And I got the following incredible flow:
Here we have DataStage loading flat file in the DB2 OLTP database, then there is DataStage job loading into the DWH and finally Cognos is reading data from the DWH. If you want to dig deeper in the ETL process between the OLTP and DWH, simply right click on any arrow connecting from the OLTP to the DWH and select “Trace ETL Details”:
Doing that showed me the following detailed trace (I zoomed in to make it more clear for you to see the join condition):
This is how it looked before I zoomed in and expanded the transformation node, you’ll see more than one DataStage job here because there is more than one DataStage job feeding the target and could be via any of them:
What about some impact trace and analysis? Hmm, that’d be interesting. I ran a trace on the column “FOLLOWERSCOUNT” in the IBM DB2 OLTP database:
I’ve chosen “Text/List” rather than “Graph/Flow” this time:
And I got every single object that’d be impacted in a convenient tree view:
Then I wanted to see that in a flow:

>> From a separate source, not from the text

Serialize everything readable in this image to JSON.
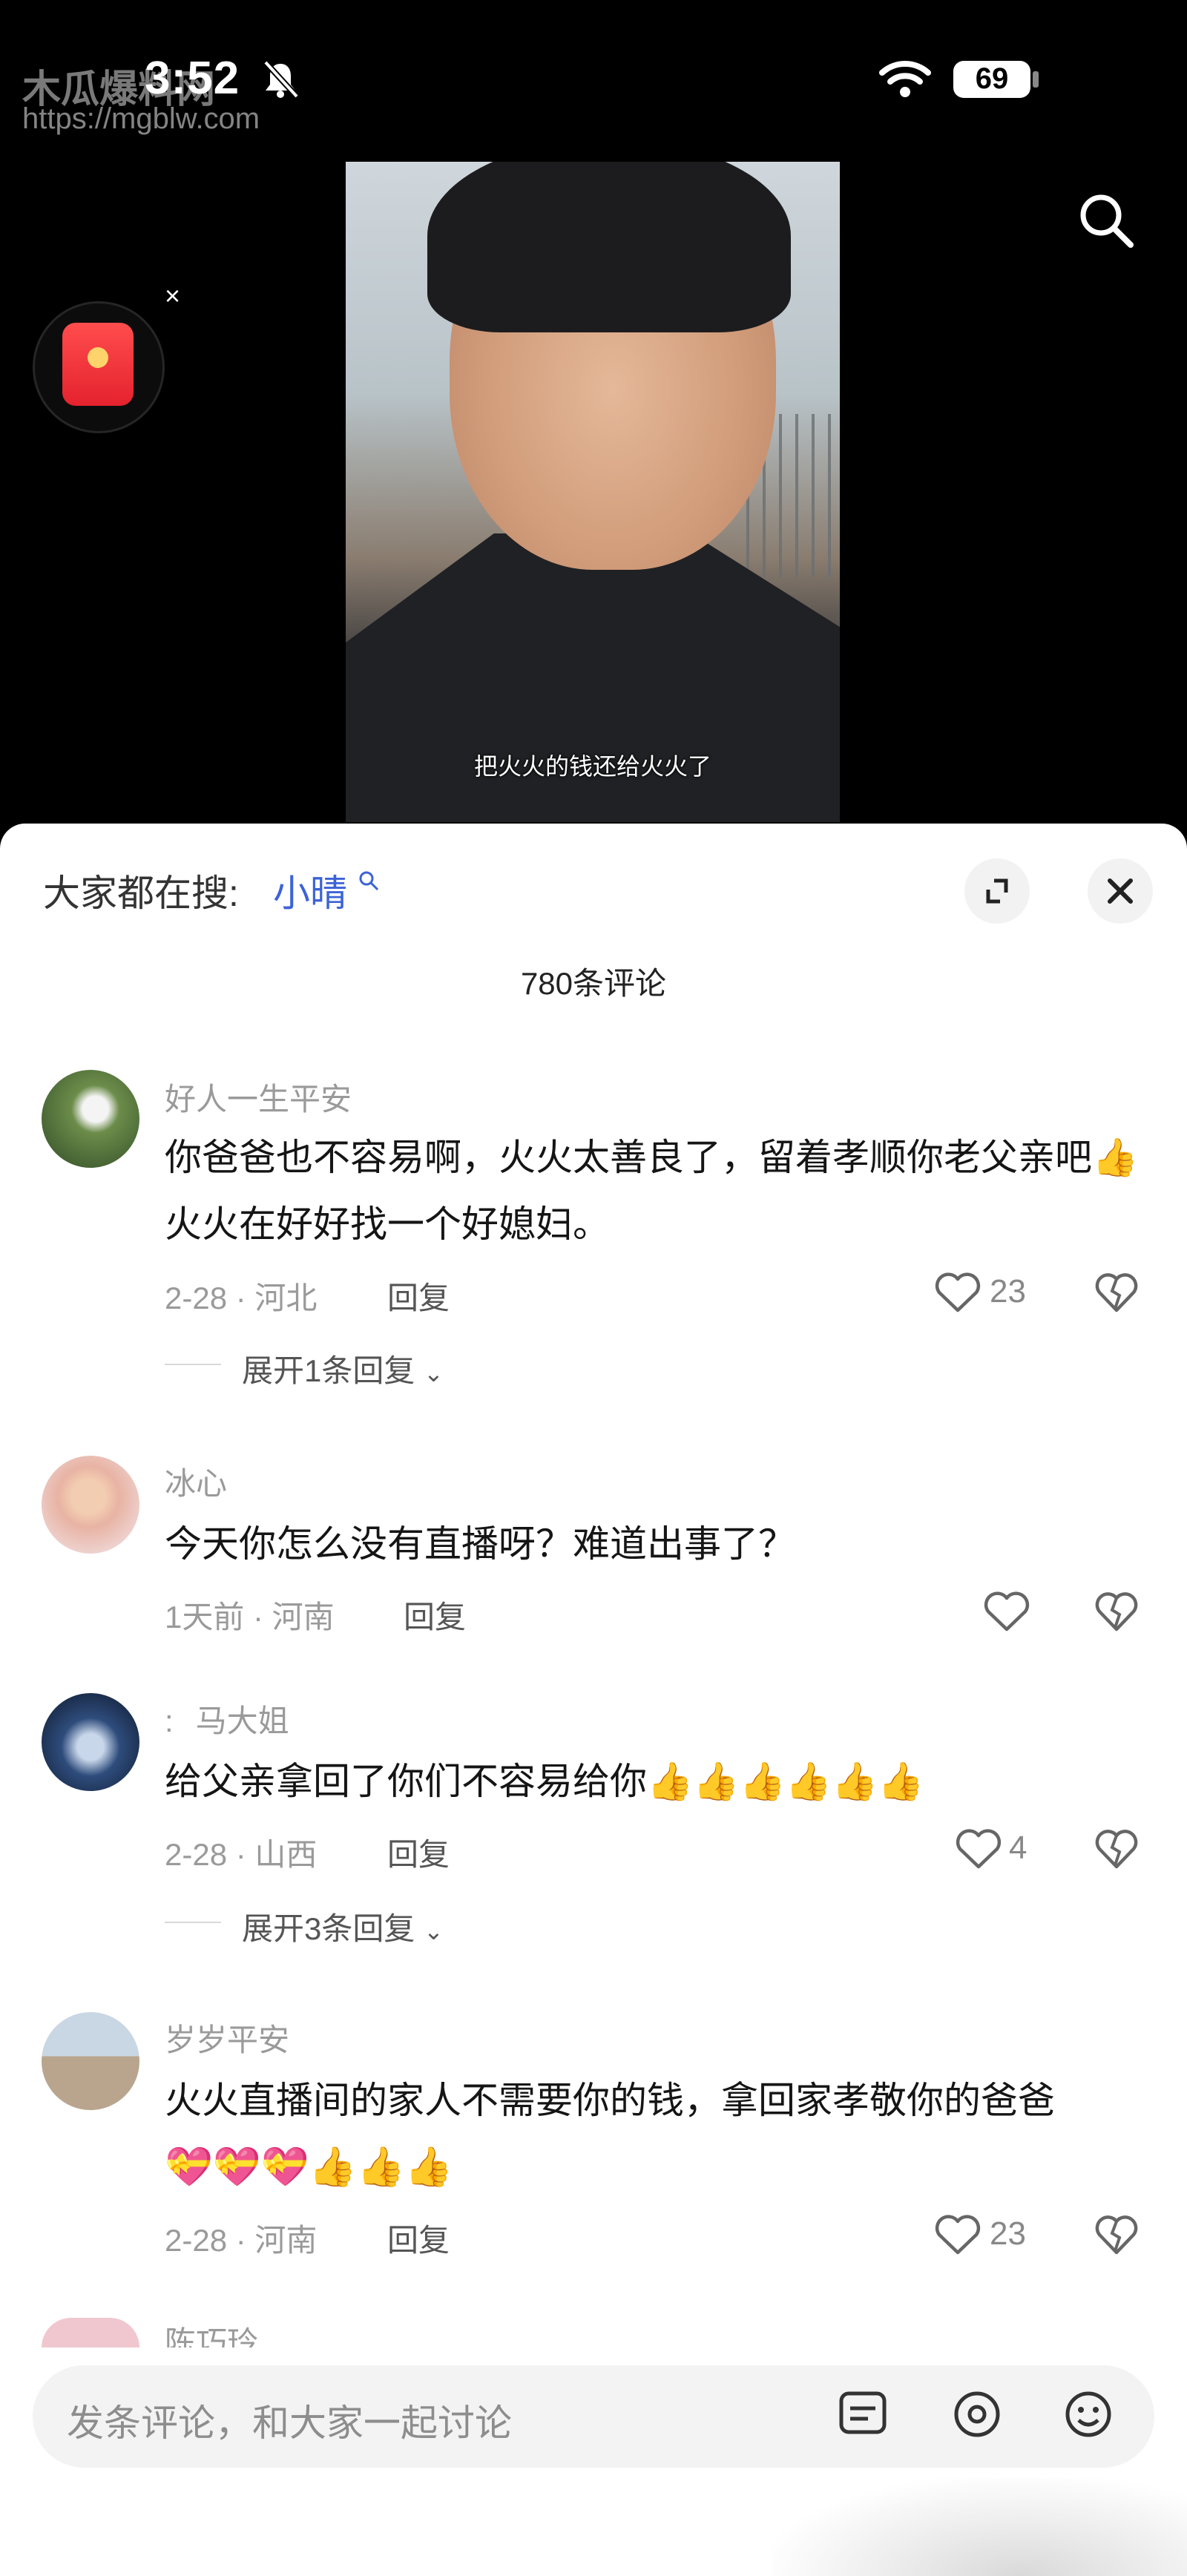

You can always trace the ETL details with OEMM:
Step 4 (C)
Last thing I wanted to test is the ability to populate a business glossary. OEMM can virtually populate a business glossary from any model you harvested. I wanted to a business glossary for IBM Data Architect:
Then I injected the populated business glossary into my “BM Configuration” inside OEMM and validated (stitched) it. That resulted in the following Architecture Diagram:
Notice that now the glossary is stitched with the actual OLTP database, which honestly was beyond my personal expectations, I thought it’d just stitch IBM Data Architect. Then I traced the semantic usage for one of the terms in the business glossary:
And it took me to the exact column:
I could harvest the IBM’s integration stack using native bridges shipped with OEMM. I could stitch them together easily, run lineage analysis and impact analysis. I was also able to build a business glossary from one of the IBM models easily, and then use the populated terms to trace the semantic usage. This experiment proves not only the ability of OEMM to manage IBM’s integration stack metadata, but also the heterogeneity of the solution to work with non-Oracle technologies.
Having an Enterprise Metadata Management solution is a must to any organization seeking data governance, reducing risks and ensuring data quality across all processes.
If you have any questions, please do write in the comments area. Until the next post, have a good one, and happy holidays!